The fight to save the Taj Mahal from pollution is the country's longest and perhaps most difficult battle.
It began in 1983, when 10,400 sq km of area was declared the Taj Trapezium Zone and polluting units were prohibited.
Since then the Supreme Court has directed a series of actions to clean the Taj, including bringing in compressed natural gas (CNG) to replace dirty coal.
Local industries and residents have paid huge costs to close down polluting units or to relocate them.
But now it is feared that this battle may not be over. Recent studies have once again suggested that the scourge of pollution is still adversely affecting the white marble of the Taj.
This time, it is not sulphur dioxide, which was suspected in the 1980s of turning the gleaming façade yellow.
This time, the villain is said to be black and organic carbon particles that are emitted from vehicles and other polluting units.
The administration is gearing up for another purge - this time, it wants to remove all the makers of petha, a unique and local sweet made of, believe it or not, the common vegetable, ash gourd. But will this be enough? Should it even be done?
What do we know of the state of the Taj discolouration? Is it extensive? Is it leading to irreversible damage?
Or is it about surface stains that can be cleaned? In its 1996 landmark judgment, the Supreme Court drew upon the petitioner lawyer M C Mehta's assessment, which it quoted as saying that the white marble had yellowed and blackened in places. "Yellow pallor pervades the entire monument.
In places the yellow hue is magnified by ugly brown and black spots and according to the petitioner the Taj is on its way to degradation due to atmospheric pollution."
This was when the court also had before it a scientific study, which contradicted this claim.
The government-appointed committee under the chairpersonship of S Varadarajan, the then chairperson of the Indian Petrochemicals, had commissioned Italian company Tecneco to study the impact of pollution on the Taj.
A petrographic, chemical and physical analysis of marble samples - from the Taj and also from the original quarries at Makrana in Jaipur - concluded that the cause of deterioration and black spots was not pollution, but microscopic algae.
Since then, there has been even less research on the causes of deterioration of the monument.
The studies only point to the extensive problem of pollution in the vicinity of the Taj and in the airshed of the trapezium. Clearly, this is not enough, and for two reasons.
One, we will not be able to fix the problem unless we know the underlying cause. While this may be enough to say that more must be done to control air pollution for the health of Agra residents, it is not enough to determine the actions needed to conserve the Taj.
It is time we had more clarity - otherwise, in another few decades discolouration will again be the headline and by then it may be too late to save the Taj.
Second, we will not be able to convince people of the actions that need to be taken unless we have information and evidence at hand.
The fact is that poor people in Agra have paid a big price to keep the environment of the Taj clean (or cleaner). Industries have been closed down, relocated and many lives disrupted and made poorer.
This was possible because the directions came from the Supreme Court, which was acting in the public interest.
But it was also possible because people who were impacted by these decisions were poor and powerless.
As India becomes richer, more literate or politically informed, it will be much more difficult to push through such necessary actions, without hard, credible data on the nature of the problem and the steps required to be taken.
The fact is that the Supreme Court directions to clean the Taj have had an impact.
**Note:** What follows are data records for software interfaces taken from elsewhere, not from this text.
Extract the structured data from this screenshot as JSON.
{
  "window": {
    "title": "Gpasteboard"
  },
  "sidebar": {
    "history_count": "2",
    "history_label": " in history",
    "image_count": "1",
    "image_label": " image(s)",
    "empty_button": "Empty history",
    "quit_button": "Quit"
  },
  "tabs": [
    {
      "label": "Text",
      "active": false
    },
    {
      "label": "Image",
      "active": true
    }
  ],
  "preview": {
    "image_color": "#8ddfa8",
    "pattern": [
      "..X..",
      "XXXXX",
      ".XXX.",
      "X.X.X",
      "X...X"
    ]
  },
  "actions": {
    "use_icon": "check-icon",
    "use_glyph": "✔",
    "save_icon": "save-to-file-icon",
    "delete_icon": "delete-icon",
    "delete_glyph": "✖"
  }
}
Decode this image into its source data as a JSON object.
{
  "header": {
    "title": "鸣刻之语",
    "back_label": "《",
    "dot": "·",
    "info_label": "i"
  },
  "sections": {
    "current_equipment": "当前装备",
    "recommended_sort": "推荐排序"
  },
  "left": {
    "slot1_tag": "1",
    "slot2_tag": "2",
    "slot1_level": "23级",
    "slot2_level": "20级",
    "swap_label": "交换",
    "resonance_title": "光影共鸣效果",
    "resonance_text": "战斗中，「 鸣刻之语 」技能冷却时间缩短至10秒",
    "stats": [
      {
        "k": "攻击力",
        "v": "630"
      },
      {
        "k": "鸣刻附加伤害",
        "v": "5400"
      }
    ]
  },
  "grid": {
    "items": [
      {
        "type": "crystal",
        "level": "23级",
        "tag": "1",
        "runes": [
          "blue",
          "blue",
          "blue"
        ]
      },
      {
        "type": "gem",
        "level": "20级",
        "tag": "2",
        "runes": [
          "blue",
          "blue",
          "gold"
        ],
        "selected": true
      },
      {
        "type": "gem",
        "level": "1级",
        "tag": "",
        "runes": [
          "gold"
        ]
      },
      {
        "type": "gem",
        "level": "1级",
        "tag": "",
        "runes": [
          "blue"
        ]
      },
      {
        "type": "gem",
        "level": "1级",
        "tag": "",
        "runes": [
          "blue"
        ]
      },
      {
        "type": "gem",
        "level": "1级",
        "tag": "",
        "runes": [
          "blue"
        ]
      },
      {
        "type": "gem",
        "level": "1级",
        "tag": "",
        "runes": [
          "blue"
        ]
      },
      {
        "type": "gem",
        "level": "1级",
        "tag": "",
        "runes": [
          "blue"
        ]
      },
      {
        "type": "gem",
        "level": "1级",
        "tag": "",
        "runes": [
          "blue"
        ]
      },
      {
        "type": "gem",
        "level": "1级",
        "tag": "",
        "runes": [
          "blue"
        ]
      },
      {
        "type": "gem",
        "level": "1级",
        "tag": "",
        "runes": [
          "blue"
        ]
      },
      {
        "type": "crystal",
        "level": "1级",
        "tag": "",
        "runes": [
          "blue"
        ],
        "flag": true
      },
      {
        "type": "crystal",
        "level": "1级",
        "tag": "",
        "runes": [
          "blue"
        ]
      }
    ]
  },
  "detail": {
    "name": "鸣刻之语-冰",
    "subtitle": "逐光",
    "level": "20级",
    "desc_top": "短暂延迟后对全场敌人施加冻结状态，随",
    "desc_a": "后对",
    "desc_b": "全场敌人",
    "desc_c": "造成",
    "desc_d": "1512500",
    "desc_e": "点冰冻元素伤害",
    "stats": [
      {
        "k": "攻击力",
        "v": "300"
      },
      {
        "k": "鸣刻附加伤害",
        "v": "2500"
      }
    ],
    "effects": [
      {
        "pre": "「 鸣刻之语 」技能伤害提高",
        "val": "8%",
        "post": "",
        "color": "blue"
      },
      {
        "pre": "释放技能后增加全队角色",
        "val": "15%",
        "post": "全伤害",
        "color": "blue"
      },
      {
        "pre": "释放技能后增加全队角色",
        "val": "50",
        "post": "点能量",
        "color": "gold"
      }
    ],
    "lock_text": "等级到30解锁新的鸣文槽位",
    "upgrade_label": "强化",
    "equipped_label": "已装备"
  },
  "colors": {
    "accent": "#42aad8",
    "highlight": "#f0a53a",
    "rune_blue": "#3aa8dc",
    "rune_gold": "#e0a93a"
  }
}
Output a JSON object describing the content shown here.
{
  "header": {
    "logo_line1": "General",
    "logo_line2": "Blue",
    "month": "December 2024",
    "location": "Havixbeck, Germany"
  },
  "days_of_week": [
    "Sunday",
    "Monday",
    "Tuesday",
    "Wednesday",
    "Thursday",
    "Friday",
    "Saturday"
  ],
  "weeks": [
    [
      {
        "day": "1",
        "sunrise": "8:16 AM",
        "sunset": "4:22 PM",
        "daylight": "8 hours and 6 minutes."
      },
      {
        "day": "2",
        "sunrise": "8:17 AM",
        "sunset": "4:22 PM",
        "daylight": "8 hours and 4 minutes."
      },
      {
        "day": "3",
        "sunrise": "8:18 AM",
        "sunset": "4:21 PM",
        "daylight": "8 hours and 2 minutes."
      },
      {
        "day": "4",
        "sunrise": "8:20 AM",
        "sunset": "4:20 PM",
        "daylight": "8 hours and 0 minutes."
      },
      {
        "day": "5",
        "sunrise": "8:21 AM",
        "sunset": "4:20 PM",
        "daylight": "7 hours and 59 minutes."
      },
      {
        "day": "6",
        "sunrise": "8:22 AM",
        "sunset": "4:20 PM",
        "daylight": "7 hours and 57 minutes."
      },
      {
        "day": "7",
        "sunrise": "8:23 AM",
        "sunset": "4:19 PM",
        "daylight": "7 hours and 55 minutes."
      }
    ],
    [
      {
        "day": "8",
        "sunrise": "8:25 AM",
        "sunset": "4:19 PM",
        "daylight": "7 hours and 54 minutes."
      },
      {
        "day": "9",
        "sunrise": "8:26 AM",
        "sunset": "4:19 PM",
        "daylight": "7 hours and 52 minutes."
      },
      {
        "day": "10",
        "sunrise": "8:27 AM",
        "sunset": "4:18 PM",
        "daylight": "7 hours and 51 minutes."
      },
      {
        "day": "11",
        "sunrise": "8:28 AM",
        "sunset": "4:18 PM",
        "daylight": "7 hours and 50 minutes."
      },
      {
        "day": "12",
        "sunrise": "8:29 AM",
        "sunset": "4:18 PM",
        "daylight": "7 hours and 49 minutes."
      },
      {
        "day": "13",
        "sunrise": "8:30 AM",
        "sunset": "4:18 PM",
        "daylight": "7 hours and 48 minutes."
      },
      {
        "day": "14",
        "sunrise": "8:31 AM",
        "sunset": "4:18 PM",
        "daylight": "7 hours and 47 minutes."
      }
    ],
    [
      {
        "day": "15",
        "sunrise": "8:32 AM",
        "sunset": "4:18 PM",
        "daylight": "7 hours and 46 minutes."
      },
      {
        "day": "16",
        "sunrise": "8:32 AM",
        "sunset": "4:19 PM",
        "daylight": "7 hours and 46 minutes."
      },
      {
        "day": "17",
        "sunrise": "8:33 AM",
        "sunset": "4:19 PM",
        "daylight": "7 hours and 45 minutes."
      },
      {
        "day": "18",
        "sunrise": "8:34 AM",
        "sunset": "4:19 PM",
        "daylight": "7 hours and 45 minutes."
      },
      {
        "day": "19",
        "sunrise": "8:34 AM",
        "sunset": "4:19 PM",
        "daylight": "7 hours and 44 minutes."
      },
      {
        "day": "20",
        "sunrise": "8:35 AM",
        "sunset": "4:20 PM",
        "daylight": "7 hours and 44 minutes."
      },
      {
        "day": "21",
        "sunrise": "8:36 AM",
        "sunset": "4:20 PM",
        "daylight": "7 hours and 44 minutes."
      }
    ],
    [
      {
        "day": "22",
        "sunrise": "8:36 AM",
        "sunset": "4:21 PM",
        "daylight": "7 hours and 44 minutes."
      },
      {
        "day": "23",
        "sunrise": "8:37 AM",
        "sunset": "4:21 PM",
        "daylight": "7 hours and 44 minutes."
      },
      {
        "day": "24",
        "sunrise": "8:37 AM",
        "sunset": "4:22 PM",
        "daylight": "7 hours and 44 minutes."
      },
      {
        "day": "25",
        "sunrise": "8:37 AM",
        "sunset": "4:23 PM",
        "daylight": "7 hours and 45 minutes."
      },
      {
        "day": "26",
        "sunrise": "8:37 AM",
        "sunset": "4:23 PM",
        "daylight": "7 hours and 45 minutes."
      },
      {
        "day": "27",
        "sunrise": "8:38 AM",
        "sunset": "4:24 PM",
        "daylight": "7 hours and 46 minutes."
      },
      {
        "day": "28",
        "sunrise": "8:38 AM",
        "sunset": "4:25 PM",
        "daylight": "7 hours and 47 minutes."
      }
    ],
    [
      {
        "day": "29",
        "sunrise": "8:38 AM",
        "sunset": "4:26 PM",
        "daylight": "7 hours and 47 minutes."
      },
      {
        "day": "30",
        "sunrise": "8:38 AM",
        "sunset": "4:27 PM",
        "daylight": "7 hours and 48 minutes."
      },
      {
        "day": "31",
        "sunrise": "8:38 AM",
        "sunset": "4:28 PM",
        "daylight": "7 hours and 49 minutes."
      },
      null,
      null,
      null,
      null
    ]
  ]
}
There is a drastic reduction in all pollutants between 2005, when natural gas became available, and 2012.
More importantly, pollution around the Taj - monitored by the Archaeological Survey of India and the Central Pollution Control Board - has reduced dramatically.
So the logical question is, why should the Taj still be under threat? Is it because there are new sources of pollution that were not accounted for in the earlier decisions?
Or is it because governments have not implemented the directions of the court yet? Or is it because the airshed is polluted and it is no longer enough to keep the quality of air close to the monument clean?
For instance, in Agra and Mathura vehicular traffic has imploded.
The city has not invested in public transport and even though compressed natural gas (CNG) is available it has not made optimum use of this clean fuel.
The question is to determine the cause so that action is deliberate and effective.
The fact is that if India has to reconcile the conflict between industrialisation and environmental sustainability, its technological and management choices will have to be built on good science. This is the absolute minimum.
Sunita Narain is at the Centre for Science and Environment